“The management took the wrong decision,” said Waleed al-Nassar, a member of Kuwait’s Supreme Councils for the Environment and Planning and Development. “There, no one was willing to take action or know the truth. Everyone says, “Let’s keep doing what we’ve done for the past seventy decades.'”
Conflicts also have hampered the industry of natural gas. Although natural gas produces significant greenhouse gasses, it burns much more effectively than oil and coal and could play an important part in a low carbon future for Kuwait.
The 63 trillion cubic feet of Kuwait’s meters worth of reserves in natural gas, which is 1 percent of the global total, are largely untapped. Fields shared with Saudi Arabia in what’s known as the neutral zone was shut down for several years while the two countries fought over land use.
The parliament that is elected and considers itself to be a protector for Kuwait’s resources versus foreign businesses and corrupt businessmen often blocks exploration for gas. The lawmakers have for a long time been seeking to question the authority of the government to give lucrative energy contracts and have summoned oil ministers to be questioned in the event of suspicion of corruption and delaying major projects.
The legislature is also responsible for maintaining Kuwait’s extravagant welfare state as they believe that the government lacks accountability. Kuwaitis are among the most affordable electric rates and prices for petrol worldwide.
If ministers recommend that the government not spend too much on subsidy programs, lawmakers can put up an argument in the literal sense. The debates in the chamber could become a battle.
“This is among the biggest issues. It’s considered to be an inbuilt right for all Kuwaiti citizens,” said urban development expert Sharifa Alshalfan.
With extravagant subsidies even for the richest, she said, Kuwaitis are squandering their money by letting their air conditioning run at home to enjoy months-long vacations.
“We don’t have the same measures cities have implemented all over the world to motivate people to alter their behavior,” she said.
The country’s stagnation has plunged it into a major financial crisis. The budget deficit of Kuwait jumped to $35.5 billion in the last fiscal year, after oil prices fell.
As Saudi Arabia and the UAE are competing for shares of an ever-growing market for renewable energy, Kuwaiti environmentalists are taking on the task in the role of town-crier.

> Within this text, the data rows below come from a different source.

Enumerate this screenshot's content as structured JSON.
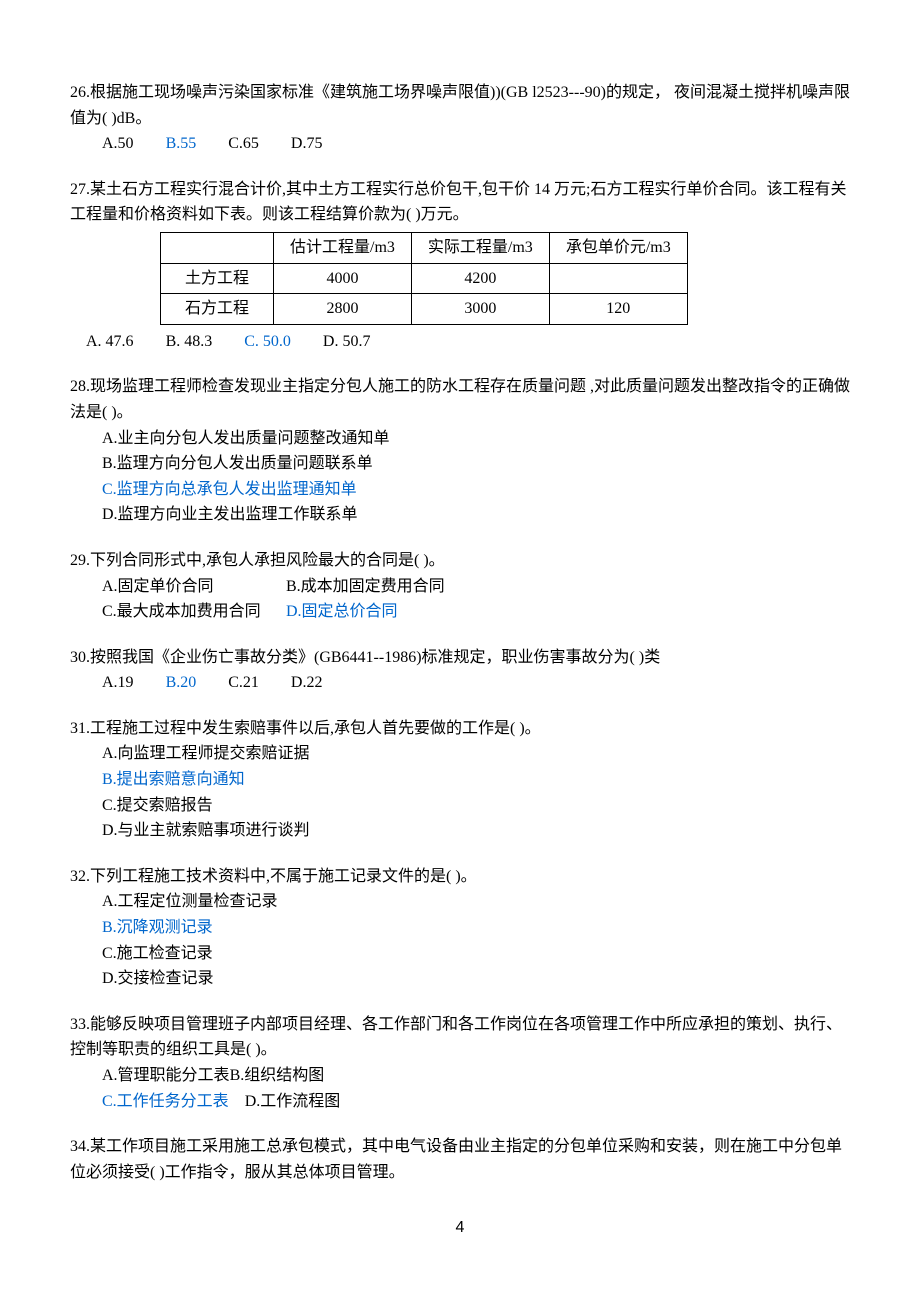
{
  "q26": {
    "stem": "26.根据施工现场噪声污染国家标准《建筑施工场界噪声限值))(GB l2523---90)的规定，  夜间混凝土搅拌机噪声限值为(      )dB。",
    "optA": "A.50",
    "optB": "B.55",
    "optC": "C.65",
    "optD": "D.75"
  },
  "q27": {
    "stem1": "27.某土石方工程实行混合计价,其中土方工程实行总价包干,包干价  14  万元;石方工程实行单价合同。该工程有关工程量和价格资料如下表。则该工程结算价款为(      )万元。",
    "table": {
      "h1": "",
      "h2": "估计工程量/m3",
      "h3": "实际工程量/m3",
      "h4": "承包单价元/m3",
      "r1c1": "土方工程",
      "r1c2": "4000",
      "r1c3": "4200",
      "r1c4": "",
      "r2c1": "石方工程",
      "r2c2": "2800",
      "r2c3": "3000",
      "r2c4": "120"
    },
    "optA": "A. 47.6",
    "optB": "B. 48.3",
    "optC": "C. 50.0",
    "optD": "D. 50.7"
  },
  "q28": {
    "stem": "28.现场监理工程师检查发现业主指定分包人施工的防水工程存在质量问题 ,对此质量问题发出整改指令的正确做法是(      )。",
    "optA": "A.业主向分包人发出质量问题整改通知单",
    "optB": "B.监理方向分包人发出质量问题联系单",
    "optC": "C.监理方向总承包人发出监理通知单",
    "optD": "D.监理方向业主发出监理工作联系单"
  },
  "q29": {
    "stem": "29.下列合同形式中,承包人承担风险最大的合同是(    )。",
    "optA": "A.固定单价合同",
    "optB": "B.成本加固定费用合同",
    "optC": "C.最大成本加费用合同",
    "optD": "D.固定总价合同"
  },
  "q30": {
    "stem": "30.按照我国《企业伤亡事故分类》(GB6441--1986)标准规定，职业伤害事故分为(  )类",
    "optA": "A.19",
    "optB": "B.20",
    "optC": "C.21",
    "optD": "D.22"
  },
  "q31": {
    "stem": "31.工程施工过程中发生索赔事件以后,承包人首先要做的工作是(    )。",
    "optA": "A.向监理工程师提交索赔证据",
    "optB": "B.提出索赔意向通知",
    "optC": "C.提交索赔报告",
    "optD": "D.与业主就索赔事项进行谈判"
  },
  "q32": {
    "stem": "32.下列工程施工技术资料中,不属于施工记录文件的是(    )。",
    "optA": "A.工程定位测量检查记录",
    "optB": "B.沉降观测记录",
    "optC": "C.施工检查记录",
    "optD": "D.交接检查记录"
  },
  "q33": {
    "stem": "33.能够反映项目管理班子内部项目经理、各工作部门和各工作岗位在各项管理工作中所应承担的策划、执行、控制等职责的组织工具是(       )。",
    "optA": "A.管理职能分工表",
    "optB": "B.组织结构图",
    "optC": "C.工作任务分工表",
    "optD": "D.工作流程图"
  },
  "q34": {
    "stem": "34.某工作项目施工采用施工总承包模式，其中电气设备由业主指定的分包单位采购和安装，则在施工中分包单位必须接受(    )工作指令，服从其总体项目管理。"
  },
  "page": "4"
}
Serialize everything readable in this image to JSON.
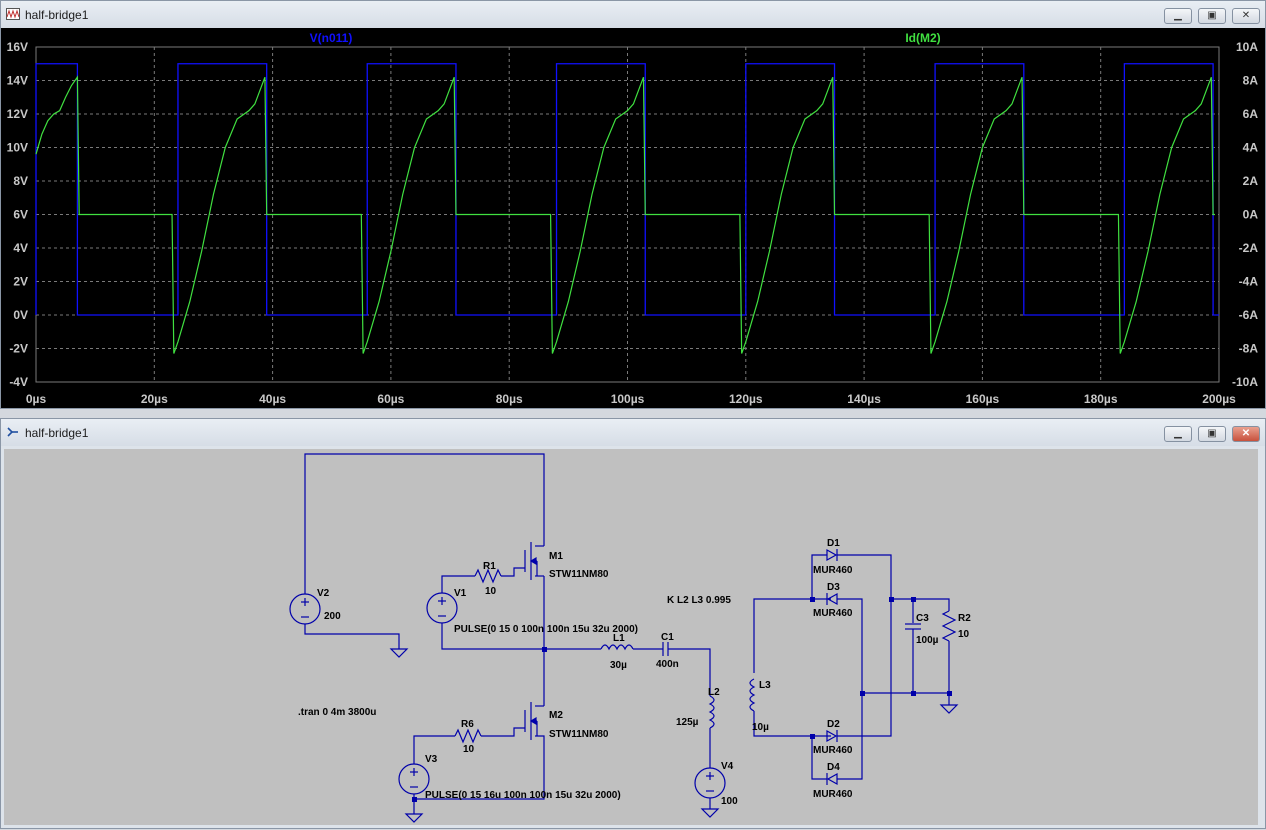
{
  "waveform_window": {
    "title": "half-bridge1",
    "trace1_label": "V(n011)",
    "trace2_label": "Id(M2)",
    "colors": {
      "trace1": "#1010ff",
      "trace2": "#40e040",
      "background": "#000000",
      "axis_text": "#c8c8c8",
      "grid": "#7a7a7a"
    }
  },
  "schematic_window": {
    "title": "half-bridge1",
    "wire_color": "#0000aa",
    "labels": {
      "M1": "M1",
      "M1_model": "STW11NM80",
      "M2": "M2",
      "M2_model": "STW11NM80",
      "R1": "R1",
      "R1_val": "10",
      "R6": "R6",
      "R6_val": "10",
      "V1": "V1",
      "V1_pulse": "PULSE(0 15 0 100n 100n 15u 32u 2000)",
      "V2": "V2",
      "V2_val": "200",
      "V3": "V3",
      "V3_pulse": "PULSE(0 15 16u 100n 100n 15u 32u 2000)",
      "V4": "V4",
      "V4_val": "100",
      "L1": "L1",
      "L1_val": "30µ",
      "C1": "C1",
      "C1_val": "400n",
      "L2": "L2",
      "L2_val": "125µ",
      "L3": "L3",
      "L3_val": "10µ",
      "coupling": "K L2 L3 0.995",
      "tran": ".tran 0 4m 3800u",
      "D1": "D1",
      "D1_model": "MUR460",
      "D2": "D2",
      "D2_model": "MUR460",
      "D3": "D3",
      "D3_model": "MUR460",
      "D4": "D4",
      "D4_model": "MUR460",
      "C3": "C3",
      "C3_val": "100µ",
      "R2": "R2",
      "R2_val": "10"
    }
  },
  "chart_data": {
    "type": "line",
    "title": "",
    "x_unit": "µs",
    "xlim": [
      0,
      200
    ],
    "x_ticks": [
      "0µs",
      "20µs",
      "40µs",
      "60µs",
      "80µs",
      "100µs",
      "120µs",
      "140µs",
      "160µs",
      "180µs",
      "200µs"
    ],
    "y_left": {
      "label": "",
      "unit": "V",
      "lim": [
        -4,
        16
      ],
      "ticks": [
        "-4V",
        "-2V",
        "0V",
        "2V",
        "4V",
        "6V",
        "8V",
        "10V",
        "12V",
        "14V",
        "16V"
      ]
    },
    "y_right": {
      "label": "",
      "unit": "A",
      "lim": [
        -10,
        10
      ],
      "ticks": [
        "-10A",
        "-8A",
        "-6A",
        "-4A",
        "-2A",
        "0A",
        "2A",
        "4A",
        "6A",
        "8A",
        "10A"
      ]
    },
    "grid": true,
    "series": [
      {
        "name": "V(n011)",
        "axis": "left",
        "period_us": 32,
        "high_v": 15,
        "low_v": 0,
        "high_intervals_us": [
          [
            0,
            7
          ],
          [
            24,
            39
          ],
          [
            56,
            71
          ],
          [
            88,
            103
          ],
          [
            120,
            135
          ],
          [
            152,
            167
          ],
          [
            184,
            199
          ]
        ]
      },
      {
        "name": "Id(M2)",
        "axis": "right",
        "period_us": 32,
        "points": [
          [
            0,
            3.6
          ],
          [
            1,
            4.8
          ],
          [
            2,
            5.6
          ],
          [
            3,
            6.0
          ],
          [
            4,
            6.2
          ],
          [
            5,
            7.0
          ],
          [
            6,
            7.7
          ],
          [
            7,
            8.2
          ],
          [
            7.3,
            0.0
          ],
          [
            23,
            0.0
          ],
          [
            23.3,
            -8.3
          ],
          [
            24,
            -7.6
          ],
          [
            26,
            -5.2
          ],
          [
            28,
            -2.2
          ],
          [
            30,
            1.2
          ],
          [
            32,
            4.0
          ],
          [
            34,
            5.7
          ],
          [
            36,
            6.2
          ],
          [
            37,
            6.6
          ],
          [
            38.7,
            8.2
          ],
          [
            39,
            0.0
          ]
        ]
      }
    ]
  }
}
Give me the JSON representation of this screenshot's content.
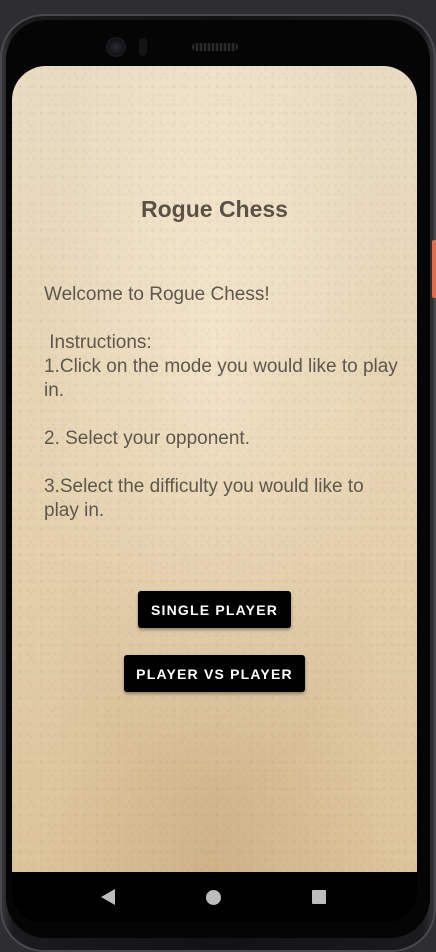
{
  "app": {
    "title": "Rogue Chess"
  },
  "main": {
    "welcome": "Welcome to Rogue Chess!",
    "instructions_heading": " Instructions:",
    "steps": [
      "1.Click on the mode you would like to play in.",
      "2. Select your opponent.",
      "3.Select the difficulty you would like to play in."
    ]
  },
  "buttons": {
    "single_player": "SINGLE PLAYER",
    "player_vs_player": "PLAYER VS PLAYER"
  },
  "navbar": {
    "back_icon": "back-triangle-icon",
    "home_icon": "home-circle-icon",
    "recents_icon": "recents-square-icon"
  },
  "colors": {
    "background": "#e6d3b1",
    "text": "#5e574d",
    "button_bg": "#000000",
    "button_text": "#ffffff"
  }
}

“Renewables provide a lot more economic rationale,” claimed Ahmed Taher, an energy consultant. He is promoting an economic model that reduces Kuwait’s power subsidies by encouraging homeowners to buy shares in solar projects. “(The government) should understand how much Kuwait could save and how many jobs it could create.”
But for now, Kuwait keeps burning oil.
A thick layer of pollution covers the streets. Sewage gushes into the boiling bay. The carcasses of fish that wash on the shore leave a strong stench which activists claim to be an unpleasant representation of the country’s politics.
“When you stroll by the bay, you may feel like vomiting,” said Kuwaiti environmental advocate Bashar Al Heidi. “The people who abuse are winning and I am frustrated every single day.”